D C DIAS, Taleigao               

Hike in Attestation Charges Regrettable

A notification issued by the newly-formed BJP government in the state to raise the fees for attestation of documents for processing Portuguese passports from the existing `100 per document to `200 is highly regrettable. Many of the applicants for Portuguese passports have pledged family jewellery and taken loans so that they can obtain passports and be able to seek a way to make a better living. It will therefore be unfair to thousands of Portuguese passport applicants in Goa to bear additional burden when their counterparts in Mumbai and the Union territory of Daman and Diu, which were Portuguese colonies, do not pay any fees. It would be in the fitness of things for the chief minister to refrain from levying charges that will burden the common man.

PETER FIGUEIREDO, Taleigao

Special Treatment at Religious Places

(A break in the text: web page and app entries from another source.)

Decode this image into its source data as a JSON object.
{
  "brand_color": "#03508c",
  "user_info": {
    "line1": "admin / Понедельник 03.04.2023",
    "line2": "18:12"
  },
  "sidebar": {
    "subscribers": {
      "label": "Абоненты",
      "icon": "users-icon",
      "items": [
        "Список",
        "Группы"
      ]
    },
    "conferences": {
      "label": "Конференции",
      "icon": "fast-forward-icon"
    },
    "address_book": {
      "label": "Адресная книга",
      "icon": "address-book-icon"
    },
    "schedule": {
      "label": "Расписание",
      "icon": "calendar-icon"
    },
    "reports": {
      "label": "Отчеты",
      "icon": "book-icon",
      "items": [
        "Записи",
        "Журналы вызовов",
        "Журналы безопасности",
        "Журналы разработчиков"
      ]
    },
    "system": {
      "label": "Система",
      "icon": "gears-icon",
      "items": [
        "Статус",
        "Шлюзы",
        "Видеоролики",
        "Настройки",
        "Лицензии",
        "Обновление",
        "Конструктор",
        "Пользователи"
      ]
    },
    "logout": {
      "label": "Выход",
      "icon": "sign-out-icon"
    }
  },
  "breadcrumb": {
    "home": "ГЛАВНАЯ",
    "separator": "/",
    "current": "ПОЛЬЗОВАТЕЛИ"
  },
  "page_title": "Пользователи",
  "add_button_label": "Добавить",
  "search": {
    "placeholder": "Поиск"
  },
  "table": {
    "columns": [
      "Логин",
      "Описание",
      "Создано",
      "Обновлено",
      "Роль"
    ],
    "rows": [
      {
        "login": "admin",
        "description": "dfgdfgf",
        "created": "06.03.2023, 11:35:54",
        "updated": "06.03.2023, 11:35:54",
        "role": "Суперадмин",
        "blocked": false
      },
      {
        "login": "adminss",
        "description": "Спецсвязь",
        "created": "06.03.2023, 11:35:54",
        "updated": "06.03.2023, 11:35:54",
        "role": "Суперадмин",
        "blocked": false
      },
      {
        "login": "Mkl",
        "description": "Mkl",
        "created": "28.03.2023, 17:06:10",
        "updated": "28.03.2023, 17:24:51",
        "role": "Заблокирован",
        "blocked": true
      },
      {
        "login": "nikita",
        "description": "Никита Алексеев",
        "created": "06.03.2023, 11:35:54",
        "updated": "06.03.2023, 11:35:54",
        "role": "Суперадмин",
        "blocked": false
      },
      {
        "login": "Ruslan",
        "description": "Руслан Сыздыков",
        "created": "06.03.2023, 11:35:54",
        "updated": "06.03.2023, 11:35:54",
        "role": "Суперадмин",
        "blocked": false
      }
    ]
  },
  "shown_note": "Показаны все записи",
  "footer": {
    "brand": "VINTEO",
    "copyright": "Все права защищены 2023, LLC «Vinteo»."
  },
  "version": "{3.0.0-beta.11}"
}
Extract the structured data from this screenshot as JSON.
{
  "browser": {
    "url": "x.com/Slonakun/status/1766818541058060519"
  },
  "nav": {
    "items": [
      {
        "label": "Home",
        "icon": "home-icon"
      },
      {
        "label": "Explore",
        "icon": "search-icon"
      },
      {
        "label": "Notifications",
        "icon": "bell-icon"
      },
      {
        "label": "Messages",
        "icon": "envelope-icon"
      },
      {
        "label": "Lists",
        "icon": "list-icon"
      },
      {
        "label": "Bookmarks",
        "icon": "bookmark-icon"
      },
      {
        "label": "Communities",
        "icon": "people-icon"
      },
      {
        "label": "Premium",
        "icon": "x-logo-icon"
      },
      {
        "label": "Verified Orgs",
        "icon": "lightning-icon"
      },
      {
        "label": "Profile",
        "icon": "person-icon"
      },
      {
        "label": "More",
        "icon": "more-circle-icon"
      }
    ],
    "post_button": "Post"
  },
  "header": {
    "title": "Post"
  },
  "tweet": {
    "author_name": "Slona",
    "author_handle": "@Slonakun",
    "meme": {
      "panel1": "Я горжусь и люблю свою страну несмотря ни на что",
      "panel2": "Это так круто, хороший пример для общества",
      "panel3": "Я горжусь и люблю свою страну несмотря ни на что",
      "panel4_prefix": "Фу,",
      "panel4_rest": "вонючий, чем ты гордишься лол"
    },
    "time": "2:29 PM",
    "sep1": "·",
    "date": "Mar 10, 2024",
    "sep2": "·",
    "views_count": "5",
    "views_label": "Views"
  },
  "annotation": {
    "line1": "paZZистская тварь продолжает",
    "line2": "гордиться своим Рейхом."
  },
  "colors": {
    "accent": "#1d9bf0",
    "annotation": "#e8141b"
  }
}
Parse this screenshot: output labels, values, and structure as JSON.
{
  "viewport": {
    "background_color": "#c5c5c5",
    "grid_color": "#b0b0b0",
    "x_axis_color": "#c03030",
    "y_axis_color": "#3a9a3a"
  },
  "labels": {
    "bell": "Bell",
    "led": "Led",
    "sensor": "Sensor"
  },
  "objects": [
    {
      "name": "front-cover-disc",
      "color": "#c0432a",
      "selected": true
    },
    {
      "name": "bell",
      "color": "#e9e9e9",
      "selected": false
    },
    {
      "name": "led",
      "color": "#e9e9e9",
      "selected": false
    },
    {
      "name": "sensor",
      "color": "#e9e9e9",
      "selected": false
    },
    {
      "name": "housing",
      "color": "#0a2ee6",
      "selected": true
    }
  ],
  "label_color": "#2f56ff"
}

It is a fact that God treats all human beings as equals. But are we all treated as equal in front of God? The answer is a resounding ‘no’. In a recent incident at a temple, where hundreds of people had to wait for hours outside just because a politician had come to pay obeisance at the temple, has brought to fore the issue of celebrities, influential businessmen and ministers getting priority and special treatment at various religious places across all religions in India. There are many instances that prove this inequality. Such incidents are common in star-struck India, where each time a celebrity sets out on a spiritual quest, the common man either has to wait in endless lines or sometimes literally faints at the impossibility of the whole situation. This discrimination occurs only in India. In other parts of the world no special treatment or any special privilege is given to anyone. At the most, bodyguards surround the special devotees, but the normal proceedings are never disrupted because of any special guest. This is how it should be in India too. The sooner we do away with this special brand of ‘star worship’ in India the better.

AMJAD MARUF, Thane